> **Problem to work on**
Your answer must be every line of the data below that holds the string "title", copied exactly.

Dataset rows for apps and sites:
______________________________
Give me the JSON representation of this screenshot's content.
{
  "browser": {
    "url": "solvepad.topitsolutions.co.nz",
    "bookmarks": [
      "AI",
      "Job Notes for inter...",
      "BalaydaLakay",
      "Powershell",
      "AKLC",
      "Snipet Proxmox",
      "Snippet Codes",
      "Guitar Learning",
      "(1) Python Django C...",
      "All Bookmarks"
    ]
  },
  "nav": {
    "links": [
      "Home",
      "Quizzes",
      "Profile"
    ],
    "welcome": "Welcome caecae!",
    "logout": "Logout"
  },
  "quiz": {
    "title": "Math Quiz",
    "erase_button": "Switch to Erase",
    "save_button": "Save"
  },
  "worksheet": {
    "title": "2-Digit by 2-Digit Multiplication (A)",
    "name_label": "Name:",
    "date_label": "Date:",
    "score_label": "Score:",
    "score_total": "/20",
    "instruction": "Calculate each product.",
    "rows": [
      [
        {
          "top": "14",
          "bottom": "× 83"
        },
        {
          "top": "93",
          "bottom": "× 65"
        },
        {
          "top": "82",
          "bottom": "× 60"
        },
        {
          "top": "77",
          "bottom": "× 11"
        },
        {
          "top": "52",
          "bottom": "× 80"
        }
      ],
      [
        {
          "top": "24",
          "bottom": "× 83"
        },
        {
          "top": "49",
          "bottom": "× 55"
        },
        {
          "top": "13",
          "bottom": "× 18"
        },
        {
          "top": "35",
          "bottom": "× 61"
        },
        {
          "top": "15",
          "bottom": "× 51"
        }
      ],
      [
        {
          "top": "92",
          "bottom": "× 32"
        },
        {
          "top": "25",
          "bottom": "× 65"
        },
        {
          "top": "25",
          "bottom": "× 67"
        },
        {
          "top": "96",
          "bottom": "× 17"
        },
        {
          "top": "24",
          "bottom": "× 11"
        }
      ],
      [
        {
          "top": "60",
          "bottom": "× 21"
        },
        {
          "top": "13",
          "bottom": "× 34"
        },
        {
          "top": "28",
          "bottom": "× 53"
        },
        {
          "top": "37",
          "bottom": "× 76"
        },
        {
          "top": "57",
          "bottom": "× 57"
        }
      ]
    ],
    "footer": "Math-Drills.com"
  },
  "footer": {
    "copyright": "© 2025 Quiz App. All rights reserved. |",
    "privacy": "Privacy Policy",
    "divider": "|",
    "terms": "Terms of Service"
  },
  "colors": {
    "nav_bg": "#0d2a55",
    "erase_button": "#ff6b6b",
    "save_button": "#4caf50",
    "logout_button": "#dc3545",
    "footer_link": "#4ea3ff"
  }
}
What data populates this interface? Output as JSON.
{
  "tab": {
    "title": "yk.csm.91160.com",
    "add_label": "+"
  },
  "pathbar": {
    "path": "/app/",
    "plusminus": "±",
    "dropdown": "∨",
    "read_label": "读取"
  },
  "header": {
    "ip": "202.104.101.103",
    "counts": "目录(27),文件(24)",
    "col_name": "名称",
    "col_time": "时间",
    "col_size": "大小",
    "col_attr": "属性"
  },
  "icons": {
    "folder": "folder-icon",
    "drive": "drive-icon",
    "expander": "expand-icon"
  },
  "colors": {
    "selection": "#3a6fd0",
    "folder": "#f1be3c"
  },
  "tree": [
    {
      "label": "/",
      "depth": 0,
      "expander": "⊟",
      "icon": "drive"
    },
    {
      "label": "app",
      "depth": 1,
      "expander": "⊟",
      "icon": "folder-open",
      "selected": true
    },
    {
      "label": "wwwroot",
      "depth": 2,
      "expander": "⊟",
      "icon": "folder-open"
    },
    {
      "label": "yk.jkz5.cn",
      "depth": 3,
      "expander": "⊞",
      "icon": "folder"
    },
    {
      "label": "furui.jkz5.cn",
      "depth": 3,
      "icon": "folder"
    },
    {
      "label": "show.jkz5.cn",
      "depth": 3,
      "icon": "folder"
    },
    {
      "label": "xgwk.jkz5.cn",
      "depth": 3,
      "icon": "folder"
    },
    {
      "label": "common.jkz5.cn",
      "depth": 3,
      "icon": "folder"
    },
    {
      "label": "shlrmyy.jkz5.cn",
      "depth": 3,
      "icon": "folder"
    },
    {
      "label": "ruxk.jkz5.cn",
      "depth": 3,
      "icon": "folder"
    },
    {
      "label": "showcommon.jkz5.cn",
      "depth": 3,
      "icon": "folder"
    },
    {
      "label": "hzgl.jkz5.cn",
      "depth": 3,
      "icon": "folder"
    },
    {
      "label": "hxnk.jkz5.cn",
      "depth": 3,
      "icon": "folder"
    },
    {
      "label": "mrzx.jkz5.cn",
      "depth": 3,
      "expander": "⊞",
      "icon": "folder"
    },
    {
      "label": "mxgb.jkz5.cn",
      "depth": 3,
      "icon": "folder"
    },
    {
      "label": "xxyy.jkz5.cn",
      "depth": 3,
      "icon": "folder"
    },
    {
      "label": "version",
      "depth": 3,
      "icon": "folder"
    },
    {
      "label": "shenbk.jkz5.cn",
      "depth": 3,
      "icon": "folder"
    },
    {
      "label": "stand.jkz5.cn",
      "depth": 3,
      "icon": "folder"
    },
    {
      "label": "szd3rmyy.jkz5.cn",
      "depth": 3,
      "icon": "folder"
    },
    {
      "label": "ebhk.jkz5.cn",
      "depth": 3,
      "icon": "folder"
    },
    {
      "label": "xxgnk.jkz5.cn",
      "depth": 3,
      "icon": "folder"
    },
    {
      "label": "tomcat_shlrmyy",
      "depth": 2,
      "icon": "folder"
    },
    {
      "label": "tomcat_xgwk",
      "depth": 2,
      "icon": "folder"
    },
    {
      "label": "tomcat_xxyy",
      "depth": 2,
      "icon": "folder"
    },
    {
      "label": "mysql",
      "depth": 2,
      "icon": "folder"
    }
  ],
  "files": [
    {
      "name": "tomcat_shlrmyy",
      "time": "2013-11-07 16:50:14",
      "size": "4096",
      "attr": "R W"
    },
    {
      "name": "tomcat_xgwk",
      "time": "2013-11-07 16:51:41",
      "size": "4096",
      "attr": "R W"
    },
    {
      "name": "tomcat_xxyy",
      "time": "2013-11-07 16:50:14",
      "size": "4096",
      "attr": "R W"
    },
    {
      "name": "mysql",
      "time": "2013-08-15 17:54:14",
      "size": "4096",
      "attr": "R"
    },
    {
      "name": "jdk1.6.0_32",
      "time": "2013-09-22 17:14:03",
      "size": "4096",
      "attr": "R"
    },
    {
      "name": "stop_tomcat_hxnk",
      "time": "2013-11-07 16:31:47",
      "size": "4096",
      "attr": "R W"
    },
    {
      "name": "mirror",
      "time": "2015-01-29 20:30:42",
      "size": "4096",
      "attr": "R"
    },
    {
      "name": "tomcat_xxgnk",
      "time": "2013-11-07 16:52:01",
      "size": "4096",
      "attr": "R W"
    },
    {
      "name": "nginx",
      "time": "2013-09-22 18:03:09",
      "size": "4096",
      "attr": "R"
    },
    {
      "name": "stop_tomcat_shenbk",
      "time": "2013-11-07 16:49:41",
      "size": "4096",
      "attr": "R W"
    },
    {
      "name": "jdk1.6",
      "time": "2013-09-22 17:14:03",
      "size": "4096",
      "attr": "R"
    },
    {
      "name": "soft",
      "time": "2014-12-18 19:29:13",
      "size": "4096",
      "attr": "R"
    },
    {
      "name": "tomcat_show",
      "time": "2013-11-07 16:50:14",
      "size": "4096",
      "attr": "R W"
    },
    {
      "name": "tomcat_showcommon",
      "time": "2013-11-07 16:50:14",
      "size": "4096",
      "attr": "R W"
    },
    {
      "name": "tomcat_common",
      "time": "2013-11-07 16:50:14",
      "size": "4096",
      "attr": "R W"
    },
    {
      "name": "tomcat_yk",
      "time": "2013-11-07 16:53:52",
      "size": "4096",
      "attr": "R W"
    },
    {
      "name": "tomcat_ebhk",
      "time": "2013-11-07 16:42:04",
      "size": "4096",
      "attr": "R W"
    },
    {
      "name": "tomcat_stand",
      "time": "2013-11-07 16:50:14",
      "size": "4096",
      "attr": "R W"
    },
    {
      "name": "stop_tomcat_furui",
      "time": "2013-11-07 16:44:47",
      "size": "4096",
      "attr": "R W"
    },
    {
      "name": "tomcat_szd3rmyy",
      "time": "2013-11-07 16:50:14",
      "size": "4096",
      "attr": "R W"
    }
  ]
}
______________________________
> **Output of the exercise**
    "title": "Math Quiz",
    "title": "2-Digit by 2-Digit Multiplication (A)",
    "title": "yk.csm.91160.com",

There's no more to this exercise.